(Dataset rows for apps and sites)
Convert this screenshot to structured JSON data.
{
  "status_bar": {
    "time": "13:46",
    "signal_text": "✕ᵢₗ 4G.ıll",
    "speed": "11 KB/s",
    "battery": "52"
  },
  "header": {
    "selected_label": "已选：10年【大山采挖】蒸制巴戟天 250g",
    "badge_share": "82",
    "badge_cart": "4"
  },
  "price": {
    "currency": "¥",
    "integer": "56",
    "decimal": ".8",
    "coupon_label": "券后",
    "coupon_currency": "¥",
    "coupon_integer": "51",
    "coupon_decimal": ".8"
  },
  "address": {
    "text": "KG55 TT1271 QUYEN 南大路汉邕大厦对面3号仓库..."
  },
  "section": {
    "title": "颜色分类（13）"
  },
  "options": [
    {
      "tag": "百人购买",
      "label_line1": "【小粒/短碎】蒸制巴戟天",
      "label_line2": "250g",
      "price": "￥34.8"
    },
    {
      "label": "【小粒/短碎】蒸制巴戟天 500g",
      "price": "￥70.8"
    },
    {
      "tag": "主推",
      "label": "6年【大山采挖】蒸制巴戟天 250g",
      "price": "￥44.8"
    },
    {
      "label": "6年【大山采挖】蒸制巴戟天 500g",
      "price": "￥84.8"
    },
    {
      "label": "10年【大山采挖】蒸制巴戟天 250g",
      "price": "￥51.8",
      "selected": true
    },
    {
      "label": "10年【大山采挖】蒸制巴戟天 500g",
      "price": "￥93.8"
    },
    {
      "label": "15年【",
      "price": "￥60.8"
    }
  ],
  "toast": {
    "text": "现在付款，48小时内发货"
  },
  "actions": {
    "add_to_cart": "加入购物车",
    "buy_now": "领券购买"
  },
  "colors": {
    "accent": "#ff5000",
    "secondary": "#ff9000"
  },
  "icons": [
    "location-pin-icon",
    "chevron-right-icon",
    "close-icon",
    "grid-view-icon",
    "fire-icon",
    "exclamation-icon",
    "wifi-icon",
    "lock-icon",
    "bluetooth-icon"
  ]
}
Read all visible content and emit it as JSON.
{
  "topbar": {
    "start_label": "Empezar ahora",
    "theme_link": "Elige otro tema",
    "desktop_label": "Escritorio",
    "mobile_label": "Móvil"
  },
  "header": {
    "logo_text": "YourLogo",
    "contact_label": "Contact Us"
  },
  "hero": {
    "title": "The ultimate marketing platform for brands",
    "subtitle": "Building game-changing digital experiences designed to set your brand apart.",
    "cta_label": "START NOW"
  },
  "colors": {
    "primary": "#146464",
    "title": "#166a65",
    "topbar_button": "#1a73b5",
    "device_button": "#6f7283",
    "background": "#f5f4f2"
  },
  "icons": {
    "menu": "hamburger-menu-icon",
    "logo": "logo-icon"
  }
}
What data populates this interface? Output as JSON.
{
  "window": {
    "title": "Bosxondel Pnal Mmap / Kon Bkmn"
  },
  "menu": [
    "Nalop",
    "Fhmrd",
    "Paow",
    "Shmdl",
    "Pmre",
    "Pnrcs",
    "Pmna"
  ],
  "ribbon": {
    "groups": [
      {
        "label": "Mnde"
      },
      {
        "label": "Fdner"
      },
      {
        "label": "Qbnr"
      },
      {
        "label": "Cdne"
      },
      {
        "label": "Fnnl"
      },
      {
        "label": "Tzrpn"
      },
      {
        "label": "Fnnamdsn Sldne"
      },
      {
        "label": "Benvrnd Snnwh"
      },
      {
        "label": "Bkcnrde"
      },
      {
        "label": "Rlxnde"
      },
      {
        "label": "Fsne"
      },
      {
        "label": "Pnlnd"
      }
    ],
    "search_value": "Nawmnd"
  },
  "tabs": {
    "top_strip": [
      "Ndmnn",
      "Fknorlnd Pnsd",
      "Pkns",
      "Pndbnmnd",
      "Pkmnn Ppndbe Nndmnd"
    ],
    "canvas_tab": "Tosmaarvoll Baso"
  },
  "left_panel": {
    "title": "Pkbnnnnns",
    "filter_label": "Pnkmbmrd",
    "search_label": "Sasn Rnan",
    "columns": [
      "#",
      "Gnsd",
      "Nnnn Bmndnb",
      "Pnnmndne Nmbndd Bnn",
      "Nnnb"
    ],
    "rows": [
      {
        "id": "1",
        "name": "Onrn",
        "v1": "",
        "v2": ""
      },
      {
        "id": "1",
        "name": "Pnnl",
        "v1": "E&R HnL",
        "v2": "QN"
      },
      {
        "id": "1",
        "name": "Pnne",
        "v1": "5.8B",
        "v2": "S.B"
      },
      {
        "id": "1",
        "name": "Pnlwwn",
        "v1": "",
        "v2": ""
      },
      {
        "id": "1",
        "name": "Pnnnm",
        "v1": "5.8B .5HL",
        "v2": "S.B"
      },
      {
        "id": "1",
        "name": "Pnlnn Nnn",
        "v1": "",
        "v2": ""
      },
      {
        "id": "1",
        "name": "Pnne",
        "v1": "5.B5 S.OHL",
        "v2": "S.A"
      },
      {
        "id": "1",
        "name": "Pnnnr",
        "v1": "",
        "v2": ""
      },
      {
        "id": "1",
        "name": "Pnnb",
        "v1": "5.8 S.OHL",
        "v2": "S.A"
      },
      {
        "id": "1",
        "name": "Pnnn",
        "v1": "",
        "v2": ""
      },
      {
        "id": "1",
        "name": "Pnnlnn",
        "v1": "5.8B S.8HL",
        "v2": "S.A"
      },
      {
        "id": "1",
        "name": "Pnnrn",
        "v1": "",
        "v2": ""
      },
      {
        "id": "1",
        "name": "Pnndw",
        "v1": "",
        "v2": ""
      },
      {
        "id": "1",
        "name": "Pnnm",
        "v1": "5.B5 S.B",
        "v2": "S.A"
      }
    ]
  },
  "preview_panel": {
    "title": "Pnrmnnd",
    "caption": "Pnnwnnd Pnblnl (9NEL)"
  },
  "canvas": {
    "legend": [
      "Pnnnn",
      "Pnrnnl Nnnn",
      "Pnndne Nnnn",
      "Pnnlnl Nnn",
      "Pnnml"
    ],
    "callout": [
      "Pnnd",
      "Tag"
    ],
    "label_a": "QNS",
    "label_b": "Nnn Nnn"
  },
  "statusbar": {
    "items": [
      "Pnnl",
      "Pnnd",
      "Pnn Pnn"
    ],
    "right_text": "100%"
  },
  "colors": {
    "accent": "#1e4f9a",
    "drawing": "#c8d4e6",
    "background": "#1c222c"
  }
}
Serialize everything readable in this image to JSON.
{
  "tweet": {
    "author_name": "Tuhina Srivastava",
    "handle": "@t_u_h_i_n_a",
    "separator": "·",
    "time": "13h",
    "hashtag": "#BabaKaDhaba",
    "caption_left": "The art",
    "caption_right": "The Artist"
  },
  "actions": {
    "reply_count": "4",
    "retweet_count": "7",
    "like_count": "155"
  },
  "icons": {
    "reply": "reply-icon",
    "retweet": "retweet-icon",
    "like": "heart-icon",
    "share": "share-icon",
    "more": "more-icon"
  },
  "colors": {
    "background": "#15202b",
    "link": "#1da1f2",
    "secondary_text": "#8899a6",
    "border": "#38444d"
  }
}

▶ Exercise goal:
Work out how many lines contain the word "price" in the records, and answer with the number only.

▶ Response to this task:
8